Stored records
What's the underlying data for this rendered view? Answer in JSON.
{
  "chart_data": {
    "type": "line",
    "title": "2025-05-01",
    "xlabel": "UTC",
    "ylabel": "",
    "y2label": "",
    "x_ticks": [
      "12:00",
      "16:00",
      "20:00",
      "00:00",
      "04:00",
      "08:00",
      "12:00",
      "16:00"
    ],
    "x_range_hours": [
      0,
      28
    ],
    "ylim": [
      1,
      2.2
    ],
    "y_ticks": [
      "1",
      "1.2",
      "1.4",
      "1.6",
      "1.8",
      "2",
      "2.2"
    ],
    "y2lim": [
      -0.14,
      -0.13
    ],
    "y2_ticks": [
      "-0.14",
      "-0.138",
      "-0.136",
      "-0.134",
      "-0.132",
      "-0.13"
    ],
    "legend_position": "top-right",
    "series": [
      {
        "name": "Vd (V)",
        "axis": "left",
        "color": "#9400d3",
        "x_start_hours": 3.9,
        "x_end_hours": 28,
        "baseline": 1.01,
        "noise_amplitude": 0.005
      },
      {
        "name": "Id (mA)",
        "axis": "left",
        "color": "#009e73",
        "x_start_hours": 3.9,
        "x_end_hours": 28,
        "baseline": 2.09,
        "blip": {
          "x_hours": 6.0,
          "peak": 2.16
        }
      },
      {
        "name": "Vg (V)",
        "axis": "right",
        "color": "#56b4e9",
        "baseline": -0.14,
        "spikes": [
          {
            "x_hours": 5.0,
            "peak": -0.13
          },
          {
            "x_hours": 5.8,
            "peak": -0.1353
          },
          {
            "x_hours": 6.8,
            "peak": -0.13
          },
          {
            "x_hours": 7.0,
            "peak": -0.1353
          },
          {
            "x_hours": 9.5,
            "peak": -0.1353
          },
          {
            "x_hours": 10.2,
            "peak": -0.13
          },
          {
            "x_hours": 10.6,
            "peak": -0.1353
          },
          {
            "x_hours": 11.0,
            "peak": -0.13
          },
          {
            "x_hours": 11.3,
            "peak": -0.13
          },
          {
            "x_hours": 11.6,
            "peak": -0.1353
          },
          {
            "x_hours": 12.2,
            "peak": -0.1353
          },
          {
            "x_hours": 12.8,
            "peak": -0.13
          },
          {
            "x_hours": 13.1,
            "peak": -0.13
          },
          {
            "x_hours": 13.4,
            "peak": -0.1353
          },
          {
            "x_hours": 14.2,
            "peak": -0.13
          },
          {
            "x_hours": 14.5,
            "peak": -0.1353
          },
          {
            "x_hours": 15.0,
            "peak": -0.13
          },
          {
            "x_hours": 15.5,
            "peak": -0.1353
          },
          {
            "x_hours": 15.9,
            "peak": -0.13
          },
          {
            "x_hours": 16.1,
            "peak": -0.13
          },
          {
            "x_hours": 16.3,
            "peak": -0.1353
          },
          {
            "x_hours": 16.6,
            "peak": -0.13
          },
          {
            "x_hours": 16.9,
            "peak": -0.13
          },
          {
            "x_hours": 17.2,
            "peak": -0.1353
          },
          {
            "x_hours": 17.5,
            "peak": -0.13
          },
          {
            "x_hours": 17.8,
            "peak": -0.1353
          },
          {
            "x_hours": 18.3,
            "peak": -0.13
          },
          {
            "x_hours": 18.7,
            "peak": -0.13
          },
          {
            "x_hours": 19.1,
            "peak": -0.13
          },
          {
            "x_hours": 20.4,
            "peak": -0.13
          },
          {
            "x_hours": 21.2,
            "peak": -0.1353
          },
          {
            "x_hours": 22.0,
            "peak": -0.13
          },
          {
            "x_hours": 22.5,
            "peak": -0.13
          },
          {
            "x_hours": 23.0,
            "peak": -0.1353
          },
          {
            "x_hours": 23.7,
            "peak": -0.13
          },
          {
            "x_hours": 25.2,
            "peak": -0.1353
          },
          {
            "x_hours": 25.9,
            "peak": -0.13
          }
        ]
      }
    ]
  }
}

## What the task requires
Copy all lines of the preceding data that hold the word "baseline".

## Answer to this problem
        "baseline": 1.01,
        "baseline": 2.09,
        "baseline": -0.14,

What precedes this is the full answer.